- **Exercise brief**
Keep the wording of the records intact as you retype them, and omit every image.

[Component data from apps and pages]
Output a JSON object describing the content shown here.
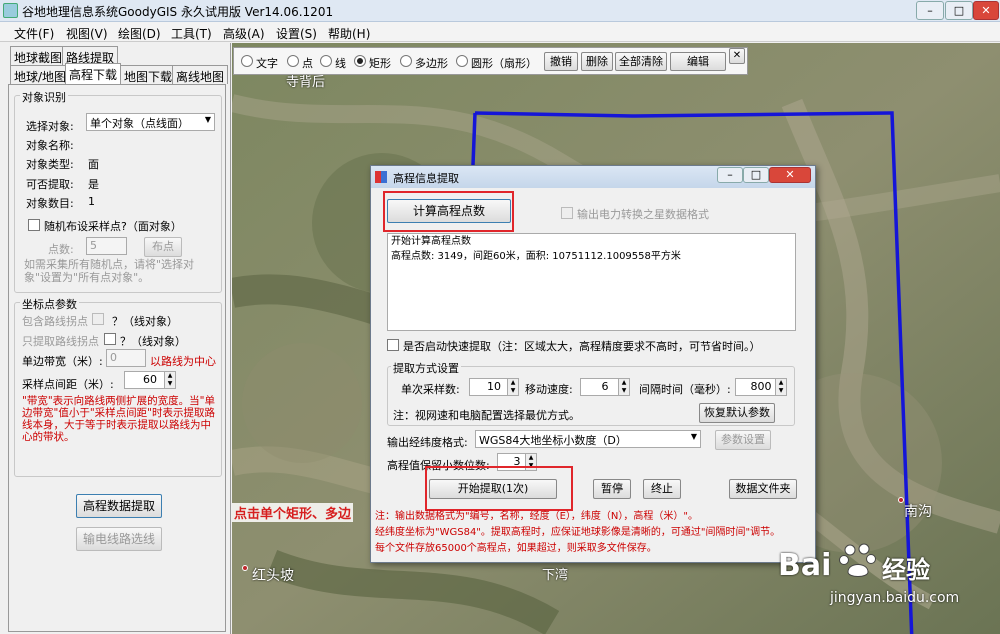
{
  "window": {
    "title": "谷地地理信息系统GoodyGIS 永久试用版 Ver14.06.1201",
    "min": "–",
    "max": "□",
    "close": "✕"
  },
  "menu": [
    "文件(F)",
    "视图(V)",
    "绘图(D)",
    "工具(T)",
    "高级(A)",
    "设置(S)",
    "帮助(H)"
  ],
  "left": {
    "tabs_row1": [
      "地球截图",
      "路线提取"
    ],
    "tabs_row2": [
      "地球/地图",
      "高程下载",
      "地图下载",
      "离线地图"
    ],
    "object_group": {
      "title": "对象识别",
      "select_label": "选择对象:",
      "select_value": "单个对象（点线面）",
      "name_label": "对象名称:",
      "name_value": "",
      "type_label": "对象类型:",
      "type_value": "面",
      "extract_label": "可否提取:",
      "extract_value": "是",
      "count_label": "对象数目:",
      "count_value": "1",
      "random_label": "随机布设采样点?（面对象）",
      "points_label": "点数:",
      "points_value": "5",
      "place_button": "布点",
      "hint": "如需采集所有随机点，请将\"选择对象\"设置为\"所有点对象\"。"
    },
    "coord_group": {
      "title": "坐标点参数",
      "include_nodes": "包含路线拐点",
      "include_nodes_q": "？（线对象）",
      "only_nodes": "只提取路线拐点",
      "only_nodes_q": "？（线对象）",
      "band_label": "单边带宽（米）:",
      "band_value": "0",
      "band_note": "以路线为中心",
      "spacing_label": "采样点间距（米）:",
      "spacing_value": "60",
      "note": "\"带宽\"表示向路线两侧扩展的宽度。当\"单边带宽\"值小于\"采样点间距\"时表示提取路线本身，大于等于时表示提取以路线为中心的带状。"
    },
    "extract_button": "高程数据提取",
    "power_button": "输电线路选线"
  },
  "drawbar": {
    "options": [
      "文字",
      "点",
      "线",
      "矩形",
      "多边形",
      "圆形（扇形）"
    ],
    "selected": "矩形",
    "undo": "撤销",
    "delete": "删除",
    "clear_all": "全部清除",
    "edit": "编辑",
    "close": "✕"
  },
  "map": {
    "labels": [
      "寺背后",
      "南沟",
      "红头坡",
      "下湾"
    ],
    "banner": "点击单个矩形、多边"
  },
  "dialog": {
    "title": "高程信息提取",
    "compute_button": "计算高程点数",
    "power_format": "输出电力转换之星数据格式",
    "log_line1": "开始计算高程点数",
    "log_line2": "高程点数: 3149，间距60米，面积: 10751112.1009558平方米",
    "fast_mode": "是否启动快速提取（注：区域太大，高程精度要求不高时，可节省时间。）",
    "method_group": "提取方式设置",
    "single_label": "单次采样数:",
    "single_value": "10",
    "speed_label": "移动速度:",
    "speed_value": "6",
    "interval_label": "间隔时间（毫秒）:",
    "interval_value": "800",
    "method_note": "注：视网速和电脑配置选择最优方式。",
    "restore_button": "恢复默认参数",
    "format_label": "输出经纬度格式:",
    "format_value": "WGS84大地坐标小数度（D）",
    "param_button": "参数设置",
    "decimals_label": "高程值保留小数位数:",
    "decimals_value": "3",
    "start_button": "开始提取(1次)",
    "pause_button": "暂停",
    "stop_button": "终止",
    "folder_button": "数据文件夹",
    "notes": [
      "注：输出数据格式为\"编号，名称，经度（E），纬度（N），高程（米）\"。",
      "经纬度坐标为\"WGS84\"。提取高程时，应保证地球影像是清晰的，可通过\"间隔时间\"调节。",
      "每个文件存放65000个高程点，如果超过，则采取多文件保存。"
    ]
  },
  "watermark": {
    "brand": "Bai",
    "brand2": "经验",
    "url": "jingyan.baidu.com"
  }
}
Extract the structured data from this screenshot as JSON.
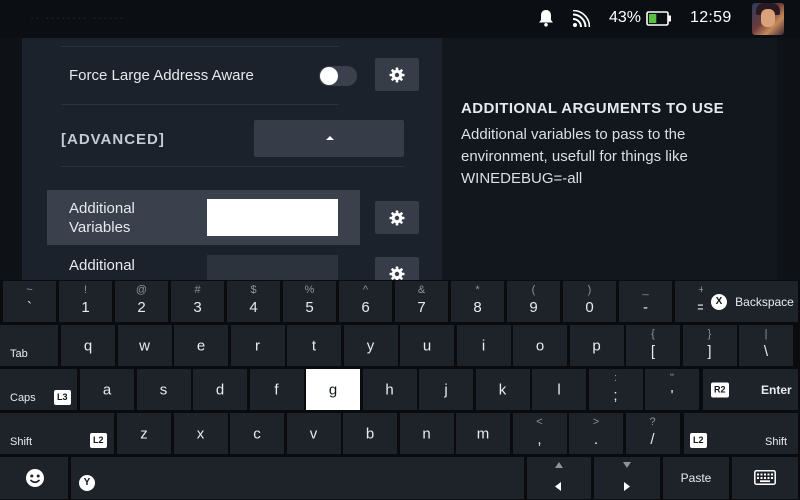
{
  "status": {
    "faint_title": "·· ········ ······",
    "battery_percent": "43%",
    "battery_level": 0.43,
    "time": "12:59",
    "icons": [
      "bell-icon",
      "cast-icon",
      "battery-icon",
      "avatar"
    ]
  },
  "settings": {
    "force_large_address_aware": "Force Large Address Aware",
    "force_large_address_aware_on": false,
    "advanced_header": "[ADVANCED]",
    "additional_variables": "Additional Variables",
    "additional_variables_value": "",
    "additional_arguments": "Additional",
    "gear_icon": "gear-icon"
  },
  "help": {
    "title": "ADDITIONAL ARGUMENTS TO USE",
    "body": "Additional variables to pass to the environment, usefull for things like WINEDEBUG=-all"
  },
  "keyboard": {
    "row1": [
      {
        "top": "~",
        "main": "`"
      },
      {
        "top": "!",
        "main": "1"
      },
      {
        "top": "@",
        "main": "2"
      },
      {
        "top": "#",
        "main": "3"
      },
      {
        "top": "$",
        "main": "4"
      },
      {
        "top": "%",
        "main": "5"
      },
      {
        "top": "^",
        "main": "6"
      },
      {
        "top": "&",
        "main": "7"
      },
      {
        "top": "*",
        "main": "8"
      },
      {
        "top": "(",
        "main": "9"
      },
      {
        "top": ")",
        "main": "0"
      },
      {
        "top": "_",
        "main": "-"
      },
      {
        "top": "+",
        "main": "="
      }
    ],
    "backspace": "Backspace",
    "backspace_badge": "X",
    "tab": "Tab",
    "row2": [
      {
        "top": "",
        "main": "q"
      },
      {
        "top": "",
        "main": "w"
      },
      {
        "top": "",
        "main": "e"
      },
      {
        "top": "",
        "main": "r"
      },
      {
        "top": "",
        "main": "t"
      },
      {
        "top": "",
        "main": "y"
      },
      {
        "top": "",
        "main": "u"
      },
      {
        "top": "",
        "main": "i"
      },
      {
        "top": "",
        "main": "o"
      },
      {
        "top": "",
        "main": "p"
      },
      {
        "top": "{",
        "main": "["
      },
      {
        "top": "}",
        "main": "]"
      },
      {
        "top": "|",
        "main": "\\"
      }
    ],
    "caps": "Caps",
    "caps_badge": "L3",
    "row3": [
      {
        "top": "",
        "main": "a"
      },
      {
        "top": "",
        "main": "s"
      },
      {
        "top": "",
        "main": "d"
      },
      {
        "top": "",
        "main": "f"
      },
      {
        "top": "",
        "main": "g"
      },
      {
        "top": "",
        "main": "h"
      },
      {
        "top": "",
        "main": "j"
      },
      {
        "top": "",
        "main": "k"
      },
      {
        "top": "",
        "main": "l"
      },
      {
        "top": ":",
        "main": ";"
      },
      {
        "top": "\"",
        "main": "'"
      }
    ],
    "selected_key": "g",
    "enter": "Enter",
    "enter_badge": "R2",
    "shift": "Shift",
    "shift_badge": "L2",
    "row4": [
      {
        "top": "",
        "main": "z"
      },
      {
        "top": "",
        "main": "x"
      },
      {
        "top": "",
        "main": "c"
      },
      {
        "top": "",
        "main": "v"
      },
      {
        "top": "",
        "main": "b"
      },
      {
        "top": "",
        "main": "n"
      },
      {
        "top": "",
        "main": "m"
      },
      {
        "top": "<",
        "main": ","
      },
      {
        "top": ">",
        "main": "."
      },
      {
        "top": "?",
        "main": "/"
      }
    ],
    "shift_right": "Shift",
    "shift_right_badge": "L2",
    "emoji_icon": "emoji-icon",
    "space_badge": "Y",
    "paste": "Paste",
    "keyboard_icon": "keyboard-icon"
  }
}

- **Result below**
Output a JSON object describing the content shown here.
{
  "window": {
    "title": "谷地地理信息系统GoodyGIS 永久试用版 Ver14.06.1201",
    "min": "–",
    "max": "□",
    "close": "✕"
  },
  "menu": [
    "文件(F)",
    "视图(V)",
    "绘图(D)",
    "工具(T)",
    "高级(A)",
    "设置(S)",
    "帮助(H)"
  ],
  "left": {
    "tabs_row1": [
      "地球截图",
      "路线提取"
    ],
    "tabs_row2": [
      "地球/地图",
      "高程下载",
      "地图下载",
      "离线地图"
    ],
    "object_group": {
      "title": "对象识别",
      "select_label": "选择对象:",
      "select_value": "单个对象（点线面）",
      "name_label": "对象名称:",
      "name_value": "",
      "type_label": "对象类型:",
      "type_value": "面",
      "extract_label": "可否提取:",
      "extract_value": "是",
      "count_label": "对象数目:",
      "count_value": "1",
      "random_label": "随机布设采样点?（面对象）",
      "points_label": "点数:",
      "points_value": "5",
      "place_button": "布点",
      "hint": "如需采集所有随机点，请将\"选择对象\"设置为\"所有点对象\"。"
    },
    "coord_group": {
      "title": "坐标点参数",
      "include_nodes": "包含路线拐点",
      "include_nodes_q": "？（线对象）",
      "only_nodes": "只提取路线拐点",
      "only_nodes_q": "？（线对象）",
      "band_label": "单边带宽（米）:",
      "band_value": "0",
      "band_note": "以路线为中心",
      "spacing_label": "采样点间距（米）:",
      "spacing_value": "60",
      "note": "\"带宽\"表示向路线两侧扩展的宽度。当\"单边带宽\"值小于\"采样点间距\"时表示提取路线本身，大于等于时表示提取以路线为中心的带状。"
    },
    "extract_button": "高程数据提取",
    "power_button": "输电线路选线"
  },
  "drawbar": {
    "options": [
      "文字",
      "点",
      "线",
      "矩形",
      "多边形",
      "圆形（扇形）"
    ],
    "selected": "矩形",
    "undo": "撤销",
    "delete": "删除",
    "clear_all": "全部清除",
    "edit": "编辑",
    "close": "✕"
  },
  "map": {
    "labels": [
      "寺背后",
      "南沟",
      "红头坡",
      "下湾"
    ],
    "banner": "点击单个矩形、多边"
  },
  "dialog": {
    "title": "高程信息提取",
    "compute_button": "计算高程点数",
    "power_format": "输出电力转换之星数据格式",
    "log_line1": "开始计算高程点数",
    "log_line2": "高程点数: 3149，间距60米，面积: 10751112.1009558平方米",
    "fast_mode": "是否启动快速提取（注：区域太大，高程精度要求不高时，可节省时间。）",
    "method_group": "提取方式设置",
    "single_label": "单次采样数:",
    "single_value": "10",
    "speed_label": "移动速度:",
    "speed_value": "6",
    "interval_label": "间隔时间（毫秒）:",
    "interval_value": "800",
    "method_note": "注：视网速和电脑配置选择最优方式。",
    "restore_button": "恢复默认参数",
    "format_label": "输出经纬度格式:",
    "format_value": "WGS84大地坐标小数度（D）",
    "param_button": "参数设置",
    "decimals_label": "高程值保留小数位数:",
    "decimals_value": "3",
    "start_button": "开始提取(1次)",
    "pause_button": "暂停",
    "stop_button": "终止",
    "folder_button": "数据文件夹",
    "notes": [
      "注：输出数据格式为\"编号，名称，经度（E），纬度（N），高程（米）\"。",
      "经纬度坐标为\"WGS84\"。提取高程时，应保证地球影像是清晰的，可通过\"间隔时间\"调节。",
      "每个文件存放65000个高程点，如果超过，则采取多文件保存。"
    ]
  },
  "watermark": {
    "brand": "Bai",
    "brand2": "经验",
    "url": "jingyan.baidu.com"
  }
}
Extract the structured data from this screenshot as JSON.
{
  "status": {
    "faint_title": "·· ········ ······",
    "battery_percent": "43%",
    "battery_level": 0.43,
    "time": "12:59",
    "icons": [
      "bell-icon",
      "cast-icon",
      "battery-icon",
      "avatar"
    ]
  },
  "settings": {
    "force_large_address_aware": "Force Large Address Aware",
    "force_large_address_aware_on": false,
    "advanced_header": "[ADVANCED]",
    "additional_variables": "Additional Variables",
    "additional_variables_value": "",
    "additional_arguments": "Additional",
    "gear_icon": "gear-icon"
  },
  "help": {
    "title": "ADDITIONAL ARGUMENTS TO USE",
    "body": "Additional variables to pass to the environment, usefull for things like WINEDEBUG=-all"
  },
  "keyboard": {
    "row1": [
      {
        "top": "~",
        "main": "`"
      },
      {
        "top": "!",
        "main": "1"
      },
      {
        "top": "@",
        "main": "2"
      },
      {
        "top": "#",
        "main": "3"
      },
      {
        "top": "$",
        "main": "4"
      },
      {
        "top": "%",
        "main": "5"
      },
      {
        "top": "^",
        "main": "6"
      },
      {
        "top": "&",
        "main": "7"
      },
      {
        "top": "*",
        "main": "8"
      },
      {
        "top": "(",
        "main": "9"
      },
      {
        "top": ")",
        "main": "0"
      },
      {
        "top": "_",
        "main": "-"
      },
      {
        "top": "+",
        "main": "="
      }
    ],
    "backspace": "Backspace",
    "backspace_badge": "X",
    "tab": "Tab",
    "row2": [
      {
        "top": "",
        "main": "q"
      },
      {
        "top": "",
        "main": "w"
      },
      {
        "top": "",
        "main": "e"
      },
      {
        "top": "",
        "main": "r"
      },
      {
        "top": "",
        "main": "t"
      },
      {
        "top": "",
        "main": "y"
      },
      {
        "top": "",
        "main": "u"
      },
      {
        "top": "",
        "main": "i"
      },
      {
        "top": "",
        "main": "o"
      },
      {
        "top": "",
        "main": "p"
      },
      {
        "top": "{",
        "main": "["
      },
      {
        "top": "}",
        "main": "]"
      },
      {
        "top": "|",
        "main": "\\"
      }
    ],
    "caps": "Caps",
    "caps_badge": "L3",
    "row3": [
      {
        "top": "",
        "main": "a"
      },
      {
        "top": "",
        "main": "s"
      },
      {
        "top": "",
        "main": "d"
      },
      {
        "top": "",
        "main": "f"
      },
      {
        "top": "",
        "main": "g"
      },
      {
        "top": "",
        "main": "h"
      },
      {
        "top": "",
        "main": "j"
      },
      {
        "top": "",
        "main": "k"
      },
      {
        "top": "",
        "main": "l"
      },
      {
        "top": ":",
        "main": ";"
      },
      {
        "top": "\"",
        "main": "'"
      }
    ],
    "selected_key": "g",
    "enter": "Enter",
    "enter_badge": "R2",
    "shift": "Shift",
    "shift_badge": "L2",
    "row4": [
      {
        "top": "",
        "main": "z"
      },
      {
        "top": "",
        "main": "x"
      },
      {
        "top": "",
        "main": "c"
      },
      {
        "top": "",
        "main": "v"
      },
      {
        "top": "",
        "main": "b"
      },
      {
        "top": "",
        "main": "n"
      },
      {
        "top": "",
        "main": "m"
      },
      {
        "top": "<",
        "main": ","
      },
      {
        "top": ">",
        "main": "."
      },
      {
        "top": "?",
        "main": "/"
      }
    ],
    "shift_right": "Shift",
    "shift_right_badge": "L2",
    "emoji_icon": "emoji-icon",
    "space_badge": "Y",
    "paste": "Paste",
    "keyboard_icon": "keyboard-icon"
  }
}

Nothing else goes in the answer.